  14. whheydt says

    Re: birgerjohansen @ #4…
    I don’t know about “forever”, but my wife and I stayed close right up until her untimely death and I still miss her more than I can express.

  15. birgerjohansson says

    Whheydt @ 19
    A few couples get to enjoy lifelong love. The rest of us can only hope for it. I am very sorry for your loss.

  16. John Morales says

    How about some low-lying fruit for a light afternoon snack?

    <checks offering>

    Nah. Mushy, bland and tasteless. Wormy.

  17. says

    “These do not guide consciously the process of genetic traits or modifications.”
    Pardon me, but no fucking shit. At no point has the theory of evolution EVER asserted “conscious guidance”. Jesus Fuckng Christ. That’s the whole point. We found mechanisms that explain biological diversity WITHOUT any “consciousness” to “guide” evolution. The point flew over the dude’s head so far up that it could have waved at the ISS if it had hands.

  18. says

    Would any of us even bother with this twit if he hadn’t called himself “Natural Theist?” That’s the only thing I see that stands out about him.

  19. wzrd1 says

    I’ve been to a natural museum and saw fairly mundane, ordinary creatures on display alongside exotic organisms. The exotic exhibits didn’t render the ordinary, mundane specimens invalid, both should be on display.
    I’ve also saw the polar opposite, at the Doha, Qatar zoo, not a single exhibit existed of the local wildlife, save the oryx, which was long locally extinct. Everything otherwise was from abroad. Pity, as there were a number of creatures that could’ve been on display and were fascinating in their own right.
    Here, we’re seeing on display an exhibit of a common organism and it should be on display. Safely behind glass and steel bars, like any other potentially dangerous organism.

  20. KG says

    Rob Grigjanis@18,
    The amount of regional variation across the UK is remarkable – not just in the words used, but in the implications of using them. When I lived in Aberdeen, a local addressing me as “pal” would have some minor complaint or grievance against me (e.g. “Watch where youse goin’, pal!”). In Edinburgh, however, the term is used in a genuinely friendly way.

  21. Rob Grigjanis says

    KG @26: Glaswegian use of ‘pal’ warrants a step backwards, as a Glasgow kiss may soon follow.

  22. Jazzlet says

    Rob Grigjanis @various

    Oddly I first encountered “lover” from the stall holders of the Bullring market in Birmingham. It wasn’t that common in Birmingham, more used in the Black Country, but even then not as common as in the SW.

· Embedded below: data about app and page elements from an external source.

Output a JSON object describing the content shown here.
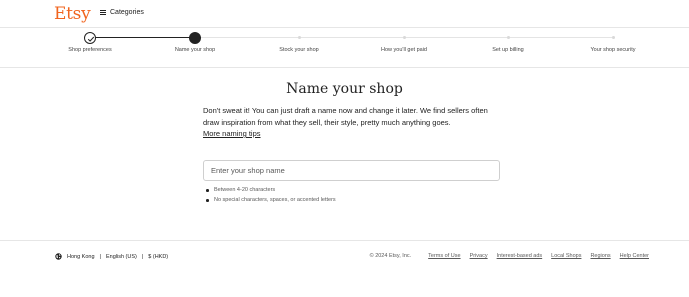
{
  "header": {
    "logo": "Etsy",
    "categories_label": "Categories"
  },
  "progress": {
    "steps": [
      {
        "label": "Shop preferences",
        "state": "done"
      },
      {
        "label": "Name your shop",
        "state": "current"
      },
      {
        "label": "Stock your shop",
        "state": "upcoming"
      },
      {
        "label": "How you'll get paid",
        "state": "upcoming"
      },
      {
        "label": "Set up billing",
        "state": "upcoming"
      },
      {
        "label": "Your shop security",
        "state": "upcoming"
      }
    ]
  },
  "main": {
    "title": "Name your shop",
    "intro": "Don't sweat it! You can just draft a name now and change it later. We find sellers often draw inspiration from what they sell, their style, pretty much anything goes.",
    "tips_link": "More naming tips",
    "input_placeholder": "Enter your shop name",
    "input_value": "",
    "rules": [
      "Between 4-20 characters",
      "No special characters, spaces, or accented letters"
    ]
  },
  "footer": {
    "region": "Hong Kong",
    "language": "English (US)",
    "currency": "$ (HKD)",
    "copyright": "© 2024 Etsy, Inc.",
    "links": [
      "Terms of Use",
      "Privacy",
      "Interest-based ads",
      "Local Shops",
      "Regions",
      "Help Center"
    ]
  },
  "colors": {
    "brand": "#f1641e",
    "text": "#222222",
    "muted": "#595959",
    "border": "#e6e6e6"
  }
}
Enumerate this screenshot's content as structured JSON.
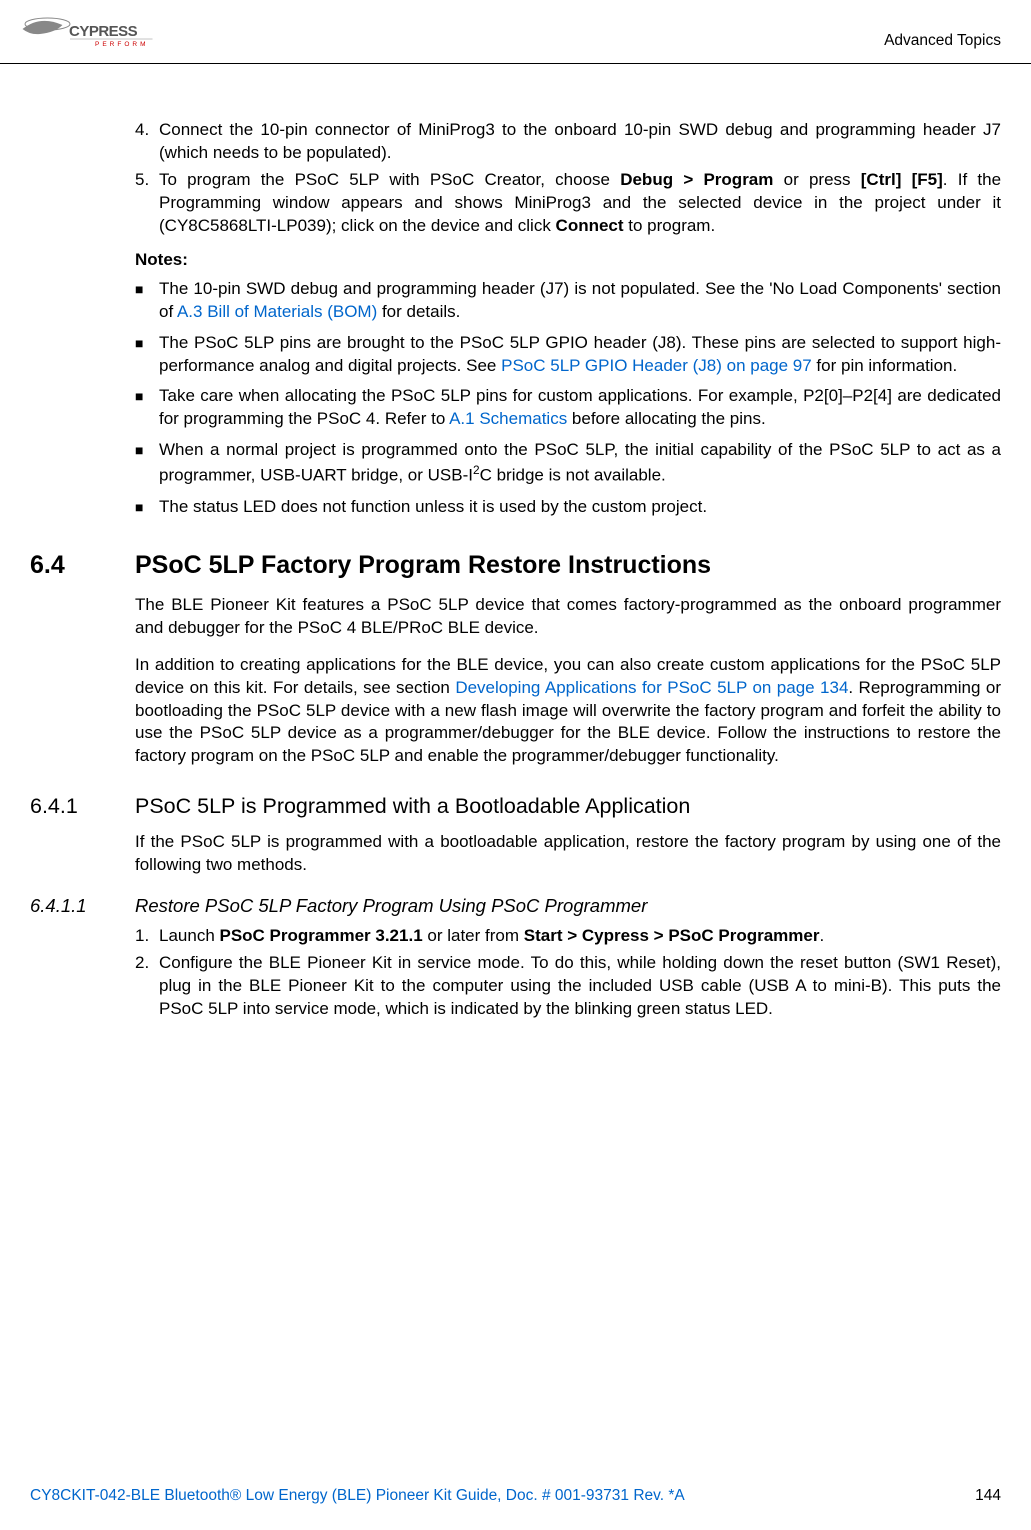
{
  "header": {
    "title": "Advanced Topics"
  },
  "steps": {
    "s4": {
      "num": "4.",
      "text": "Connect the 10-pin connector of MiniProg3 to the onboard 10-pin SWD debug and programming header J7 (which needs to be populated)."
    },
    "s5": {
      "num": "5.",
      "t1": "To program the PSoC 5LP with PSoC Creator, choose ",
      "b1": "Debug > Program",
      "t2": " or press ",
      "b2": "[Ctrl] [F5]",
      "t3": ". If the Programming window appears and shows MiniProg3 and the selected device in the project under it (CY8C5868LTI-LP039); click on the device and click ",
      "b3": "Connect",
      "t4": " to program."
    }
  },
  "notes_label": "Notes:",
  "notes": {
    "n1": {
      "t1": "The 10-pin SWD debug and programming header (J7) is not populated. See the 'No Load Components' section of ",
      "link": "A.3 Bill of Materials (BOM)",
      "t2": " for details."
    },
    "n2": {
      "t1": "The PSoC 5LP pins are brought to the PSoC 5LP GPIO header (J8). These pins are selected to support high-performance analog and digital projects. See ",
      "link": "PSoC 5LP GPIO Header (J8) on page 97",
      "t2": " for pin information."
    },
    "n3": {
      "t1": "Take care when allocating the PSoC 5LP pins for custom applications. For example, P2[0]–P2[4] are dedicated for programming the PSoC 4. Refer to ",
      "link": "A.1 Schematics",
      "t2": " before allocating the pins."
    },
    "n4": {
      "t1": "When a normal project is programmed onto the PSoC 5LP, the initial capability of the PSoC 5LP to act as a programmer, USB-UART bridge, or USB-I",
      "sup": "2",
      "t2": "C bridge is not available."
    },
    "n5": "The status LED does not function unless it is used by the custom project."
  },
  "sec64": {
    "num": "6.4",
    "title": "PSoC 5LP Factory Program Restore Instructions",
    "p1": "The BLE Pioneer Kit features a PSoC 5LP device that comes factory-programmed as the onboard programmer and debugger for the PSoC 4 BLE/PRoC BLE device.",
    "p2": {
      "t1": "In addition to creating applications for the BLE device, you can also create custom applications for the PSoC 5LP device on this kit. For details, see section ",
      "link": "Developing Applications for PSoC 5LP on page 134",
      "t2": ". Reprogramming or bootloading the PSoC 5LP device with a new flash image will overwrite the factory program and forfeit the ability to use the PSoC 5LP device as a programmer/debugger for the BLE device. Follow the instructions to restore the factory program on the PSoC 5LP and enable the programmer/debugger functionality."
    }
  },
  "sec641": {
    "num": "6.4.1",
    "title": "PSoC 5LP is Programmed with a Bootloadable Application",
    "p1": "If the PSoC 5LP is programmed with a bootloadable application, restore the factory program by using one of the following two methods."
  },
  "sec6411": {
    "num": "6.4.1.1",
    "title": "Restore PSoC 5LP Factory Program Using PSoC Programmer",
    "s1": {
      "num": "1.",
      "t1": "Launch ",
      "b1": "PSoC Programmer 3.21.1",
      "t2": " or later from ",
      "b2": "Start > Cypress > PSoC Programmer",
      "t3": "."
    },
    "s2": {
      "num": "2.",
      "text": "Configure the BLE Pioneer Kit in service mode. To do this, while holding down the reset button (SW1 Reset), plug in the BLE Pioneer Kit to the computer using the included USB cable (USB A to mini-B). This puts the PSoC 5LP into service mode, which is indicated by the blinking green status LED."
    }
  },
  "footer": {
    "doc": "CY8CKIT-042-BLE Bluetooth® Low Energy (BLE) Pioneer Kit Guide, Doc. # 001-93731 Rev. *A",
    "page": "144"
  }
}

  23. steve oberski says

    I take comfort in the fact that this is presumably natural theist’s best argument for the existence of their invisible friend.

  24. rietpluim says

    @wrzd1 #12

    @6, life does indeed have a goal. To feed and reproduce. Period.

    That is a classical mistake. You’re confusing goal and means with cause and effect. To feed and reproduce is not the goal but the cause (in a broad sense of the word) of life. Only sentient beings have goals.

  25. rietpluim says

    BTW What is “natural theism” supposed to mean? I googled but nothing came up. Natural theology did, but he doesn’t seem to mean that.